As previously announced, Governor David Ige issued a new emergency proclamation transferring rule-making authority to the county mayors. But only Honolulu announced its rule changes ahead of time. So let’s go over what Hawaii restrictions changed yesterday as the new emergency proclamation took effect.
In my previous coverage, I went over changes being made to Hawaii’s pandemic-era restrictions. Simply put, most state-level restrictions went away on December 1, with county mayors receiving full rule-making authority. That said, Safe Travels remains in place, as does the statewide indoor mask mandate. Naturally, since each county can now make its own rules, things have gotten a bit more convoluted.
What Hawaii Restrictions Changed Yesterday
Mayor Rick Blangiardi announced Honolulu’s updated rules at the same time Governor Ige announced his new emergency proclamation. But, I’ll cover it again here for simplicity’s sake.
Here on Oahu, Mayor Blangiardi immediately announced that social distancing requirements for indoor restaurants, bars, gyms, and entertainment venues are going away on December 1. This move allows all of these establishments to go back to 100% capacity once again, as social distancing requirements. Sure, the state abolished its capacity limits a while ago. But, complying with the social distancing requirements kept capacities low anyhow. Further, Honolulu no longer has a capacity limit for large gatherings or smaller, private social gatherings.

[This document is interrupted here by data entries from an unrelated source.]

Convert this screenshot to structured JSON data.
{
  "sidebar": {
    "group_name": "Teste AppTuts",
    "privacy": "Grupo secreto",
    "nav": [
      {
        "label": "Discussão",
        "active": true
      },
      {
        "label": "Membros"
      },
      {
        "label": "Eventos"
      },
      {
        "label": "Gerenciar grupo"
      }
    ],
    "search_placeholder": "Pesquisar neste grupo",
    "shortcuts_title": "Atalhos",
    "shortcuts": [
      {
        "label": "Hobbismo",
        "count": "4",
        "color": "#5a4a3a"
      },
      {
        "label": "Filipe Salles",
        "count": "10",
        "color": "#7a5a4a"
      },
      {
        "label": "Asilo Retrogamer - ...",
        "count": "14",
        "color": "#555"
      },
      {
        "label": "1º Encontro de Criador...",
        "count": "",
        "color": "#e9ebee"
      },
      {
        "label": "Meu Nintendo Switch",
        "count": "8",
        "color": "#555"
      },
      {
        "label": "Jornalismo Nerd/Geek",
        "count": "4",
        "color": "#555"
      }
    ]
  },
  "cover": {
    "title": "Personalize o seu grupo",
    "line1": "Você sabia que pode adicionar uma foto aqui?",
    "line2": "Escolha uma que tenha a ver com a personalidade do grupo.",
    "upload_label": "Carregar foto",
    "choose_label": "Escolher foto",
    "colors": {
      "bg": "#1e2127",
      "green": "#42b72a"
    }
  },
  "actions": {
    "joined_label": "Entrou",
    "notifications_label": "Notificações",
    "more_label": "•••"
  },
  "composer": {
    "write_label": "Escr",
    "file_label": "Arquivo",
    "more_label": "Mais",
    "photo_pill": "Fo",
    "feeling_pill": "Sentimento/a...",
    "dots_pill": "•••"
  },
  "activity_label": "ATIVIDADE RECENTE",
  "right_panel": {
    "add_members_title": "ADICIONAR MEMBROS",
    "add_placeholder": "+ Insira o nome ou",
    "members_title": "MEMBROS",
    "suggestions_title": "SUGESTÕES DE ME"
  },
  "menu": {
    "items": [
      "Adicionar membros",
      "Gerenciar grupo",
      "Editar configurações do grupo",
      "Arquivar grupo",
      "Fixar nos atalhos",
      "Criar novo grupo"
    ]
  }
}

It’s worth noting that Safe Access Oahu is here to stay, at least for now. This means that to dine-in at an indoor restaurant or bar, you must present proof of full vaccination (including the two-week waiting period) or proof of a negative COVID test taken within the past 48hours.
Following Oahu’s lead, Maui County is doing away with social distancing requirements for restaurants and bars too. Also, the county is also eliminating all outdoor restrictions. Where things differ, however, are Maui County’s limits on indoor commercial events. A capacity limit of 75 remains in place, though operators can apply for an exemption. Events with exemptions must adhere to specific safety requirements that must be approved by county officials ahead of time.
Also like Oahu, Maui is keeping its Maui Safer Outside system in place. That means, to dine indoors, you’ll need to show proof of full vaccination, a negative COVID test taken within the past 48 hours, or a letter from a doctor proving that you’ve recovered from a COVID infection.
Like Oahu and Maui, Hawaii county is also doing away with social distancing requirements for restaurants and bars, and did away with the 10-person maximum party size. Capacity limits for restaurants, bars, and barbershops are also going away, while social gathering limits are increasing. Going forward, indoor gathering limits are now 25 (up from 10) and outdoor gathers are now 100 (up from 25).
Hawaii County does not have a vaccine or testing requirement for indoor dining.
Since the repeal of its tier system, the Garden Isle used state-level rules as its own. So, with Governor Ige’s repeal of most state-level restrictions, Kauai no longer follows any of those either, including those regarding social distancing and capacity limits. The only rules now in effect outside of the state-level ones mentioned earlier are those governing gathering sizes. Going forward, Kauai County is allowing social gatherings of up to 40 participants in indoor settings and up to 100 in outdoor settings. Organizers are allowed to exceed those limits. However, for non-conforming gatherings an event coordinator must verify that all participants are fully vaccinated or have tested negative for COVID-19 within the past 24 hours. What’s more, event organizers no longer need to notify the Kauai Emergency Management Agency.
If you asked me a couple of weeks ago about these changes, I would’ve said that it’s about time. But, with Omicron now a thing and case rates rising around the world (even before Omicron), I’m not so sure. While they’re great for businesses, these changes to our rules will likely keep me out of restaurants and bars, at least for now. That said, its up to the individual business owners to adopt these changes or not. Some will more than likely stick too stricter safety protocols on their own volition. And those are the businesses I’m more likely to patronize for the time being. That said, it’s important to continue supporting our local businesses as much as possible.
So, please, don’t hassle business owners for adopting or not adopting the new rules. If you don’t like it, either get your meal to-go or go elsewhere. We all need to stick together during these trying times and continue to spread aloha instead of germs!